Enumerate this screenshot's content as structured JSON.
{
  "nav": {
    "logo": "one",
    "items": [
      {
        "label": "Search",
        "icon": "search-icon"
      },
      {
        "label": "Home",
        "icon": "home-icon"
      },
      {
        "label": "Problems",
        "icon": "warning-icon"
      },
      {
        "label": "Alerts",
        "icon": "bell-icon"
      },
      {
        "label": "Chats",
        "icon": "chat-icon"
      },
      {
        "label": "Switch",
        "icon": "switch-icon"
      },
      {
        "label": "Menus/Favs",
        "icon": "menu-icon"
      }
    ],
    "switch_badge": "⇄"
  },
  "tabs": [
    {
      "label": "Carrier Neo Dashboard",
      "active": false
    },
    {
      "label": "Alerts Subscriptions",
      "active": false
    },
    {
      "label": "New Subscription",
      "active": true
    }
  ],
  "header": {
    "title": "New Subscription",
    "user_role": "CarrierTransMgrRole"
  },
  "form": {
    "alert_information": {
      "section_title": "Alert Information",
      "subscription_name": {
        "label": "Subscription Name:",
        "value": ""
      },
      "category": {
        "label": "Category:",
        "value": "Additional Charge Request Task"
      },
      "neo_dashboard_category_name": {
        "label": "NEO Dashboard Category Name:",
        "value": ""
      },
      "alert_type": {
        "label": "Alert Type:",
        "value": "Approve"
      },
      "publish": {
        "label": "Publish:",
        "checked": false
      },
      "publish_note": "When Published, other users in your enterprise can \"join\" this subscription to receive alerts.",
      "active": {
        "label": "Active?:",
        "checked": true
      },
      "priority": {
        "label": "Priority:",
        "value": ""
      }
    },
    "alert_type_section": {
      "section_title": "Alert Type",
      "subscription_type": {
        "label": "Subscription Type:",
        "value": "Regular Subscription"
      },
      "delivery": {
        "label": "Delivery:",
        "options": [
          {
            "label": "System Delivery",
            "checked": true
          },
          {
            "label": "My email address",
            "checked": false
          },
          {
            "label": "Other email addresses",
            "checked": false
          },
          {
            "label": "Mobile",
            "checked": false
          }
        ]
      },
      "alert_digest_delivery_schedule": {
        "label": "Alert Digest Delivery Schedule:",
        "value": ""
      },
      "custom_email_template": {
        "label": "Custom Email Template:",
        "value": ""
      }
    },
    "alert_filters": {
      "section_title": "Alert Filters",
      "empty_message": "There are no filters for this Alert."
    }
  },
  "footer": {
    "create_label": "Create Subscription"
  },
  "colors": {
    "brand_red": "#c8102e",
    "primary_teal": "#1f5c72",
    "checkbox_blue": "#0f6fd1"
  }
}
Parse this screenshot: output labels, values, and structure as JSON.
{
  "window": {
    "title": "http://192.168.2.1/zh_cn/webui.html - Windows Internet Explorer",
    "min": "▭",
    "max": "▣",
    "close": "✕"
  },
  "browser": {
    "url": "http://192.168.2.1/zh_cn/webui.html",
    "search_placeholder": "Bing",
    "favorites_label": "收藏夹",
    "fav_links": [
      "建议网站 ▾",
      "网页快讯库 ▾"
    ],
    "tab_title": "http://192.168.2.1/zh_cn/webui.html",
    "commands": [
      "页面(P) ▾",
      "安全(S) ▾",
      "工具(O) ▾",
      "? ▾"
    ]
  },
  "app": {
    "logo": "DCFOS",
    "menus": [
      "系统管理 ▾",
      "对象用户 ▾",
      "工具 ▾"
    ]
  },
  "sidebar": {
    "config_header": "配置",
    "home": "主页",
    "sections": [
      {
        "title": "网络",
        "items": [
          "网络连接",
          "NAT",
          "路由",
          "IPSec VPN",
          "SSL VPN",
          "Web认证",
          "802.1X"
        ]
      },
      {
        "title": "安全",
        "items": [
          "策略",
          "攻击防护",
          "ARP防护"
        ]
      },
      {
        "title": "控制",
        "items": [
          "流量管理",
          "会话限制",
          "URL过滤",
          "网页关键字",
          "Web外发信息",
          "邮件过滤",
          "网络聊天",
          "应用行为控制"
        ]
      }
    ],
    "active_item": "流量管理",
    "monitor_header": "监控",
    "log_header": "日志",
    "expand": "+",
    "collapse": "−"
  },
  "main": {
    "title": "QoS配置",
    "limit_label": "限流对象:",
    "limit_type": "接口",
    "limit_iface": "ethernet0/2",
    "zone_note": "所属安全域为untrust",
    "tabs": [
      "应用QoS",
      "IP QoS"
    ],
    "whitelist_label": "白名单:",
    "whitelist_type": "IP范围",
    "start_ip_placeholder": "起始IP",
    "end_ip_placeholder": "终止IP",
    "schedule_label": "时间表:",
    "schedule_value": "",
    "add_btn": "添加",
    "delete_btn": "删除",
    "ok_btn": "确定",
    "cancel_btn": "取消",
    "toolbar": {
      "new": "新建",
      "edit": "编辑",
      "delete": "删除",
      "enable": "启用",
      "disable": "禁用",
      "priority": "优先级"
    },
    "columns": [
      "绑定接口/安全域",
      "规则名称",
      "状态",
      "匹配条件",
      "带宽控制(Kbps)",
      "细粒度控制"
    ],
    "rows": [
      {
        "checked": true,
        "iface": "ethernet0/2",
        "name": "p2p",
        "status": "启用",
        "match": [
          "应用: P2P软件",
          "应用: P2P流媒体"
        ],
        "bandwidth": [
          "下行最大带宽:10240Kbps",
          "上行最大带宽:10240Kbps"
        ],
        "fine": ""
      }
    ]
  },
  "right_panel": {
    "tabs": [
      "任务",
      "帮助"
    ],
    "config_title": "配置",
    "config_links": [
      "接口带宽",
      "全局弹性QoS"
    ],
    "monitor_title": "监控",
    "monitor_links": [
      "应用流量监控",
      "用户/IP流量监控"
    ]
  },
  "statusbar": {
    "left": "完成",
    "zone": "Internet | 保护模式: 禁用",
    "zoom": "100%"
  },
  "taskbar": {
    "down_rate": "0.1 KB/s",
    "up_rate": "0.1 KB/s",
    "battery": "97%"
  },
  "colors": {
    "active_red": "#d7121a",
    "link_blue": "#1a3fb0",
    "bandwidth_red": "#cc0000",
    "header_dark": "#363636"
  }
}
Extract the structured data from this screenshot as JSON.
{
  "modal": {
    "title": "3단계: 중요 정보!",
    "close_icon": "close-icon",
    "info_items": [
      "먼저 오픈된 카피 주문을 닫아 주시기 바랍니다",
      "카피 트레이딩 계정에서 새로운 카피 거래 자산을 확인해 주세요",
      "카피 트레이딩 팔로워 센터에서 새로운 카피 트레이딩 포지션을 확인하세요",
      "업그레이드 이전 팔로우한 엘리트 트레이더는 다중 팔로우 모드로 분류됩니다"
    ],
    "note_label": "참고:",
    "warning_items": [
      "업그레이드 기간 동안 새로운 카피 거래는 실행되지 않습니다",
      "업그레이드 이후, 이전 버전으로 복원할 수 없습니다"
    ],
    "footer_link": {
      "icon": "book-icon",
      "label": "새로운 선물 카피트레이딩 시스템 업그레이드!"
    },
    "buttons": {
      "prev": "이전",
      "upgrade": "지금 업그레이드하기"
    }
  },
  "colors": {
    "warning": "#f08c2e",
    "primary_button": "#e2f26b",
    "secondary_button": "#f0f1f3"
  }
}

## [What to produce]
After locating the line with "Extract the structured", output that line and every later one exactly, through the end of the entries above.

## [Answer below]
Extract the structured data from this screenshot as JSON.
{
  "modal": {
    "title": "3단계: 중요 정보!",
    "close_icon": "close-icon",
    "info_items": [
      "먼저 오픈된 카피 주문을 닫아 주시기 바랍니다",
      "카피 트레이딩 계정에서 새로운 카피 거래 자산을 확인해 주세요",
      "카피 트레이딩 팔로워 센터에서 새로운 카피 트레이딩 포지션을 확인하세요",
      "업그레이드 이전 팔로우한 엘리트 트레이더는 다중 팔로우 모드로 분류됩니다"
    ],
    "note_label": "참고:",
    "warning_items": [
      "업그레이드 기간 동안 새로운 카피 거래는 실행되지 않습니다",
      "업그레이드 이후, 이전 버전으로 복원할 수 없습니다"
    ],
    "footer_link": {
      "icon": "book-icon",
      "label": "새로운 선물 카피트레이딩 시스템 업그레이드!"
    },
    "buttons": {
      "prev": "이전",
      "upgrade": "지금 업그레이드하기"
    }
  },
  "colors": {
    "warning": "#f08c2e",
    "primary_button": "#e2f26b",
    "secondary_button": "#f0f1f3"
  }
}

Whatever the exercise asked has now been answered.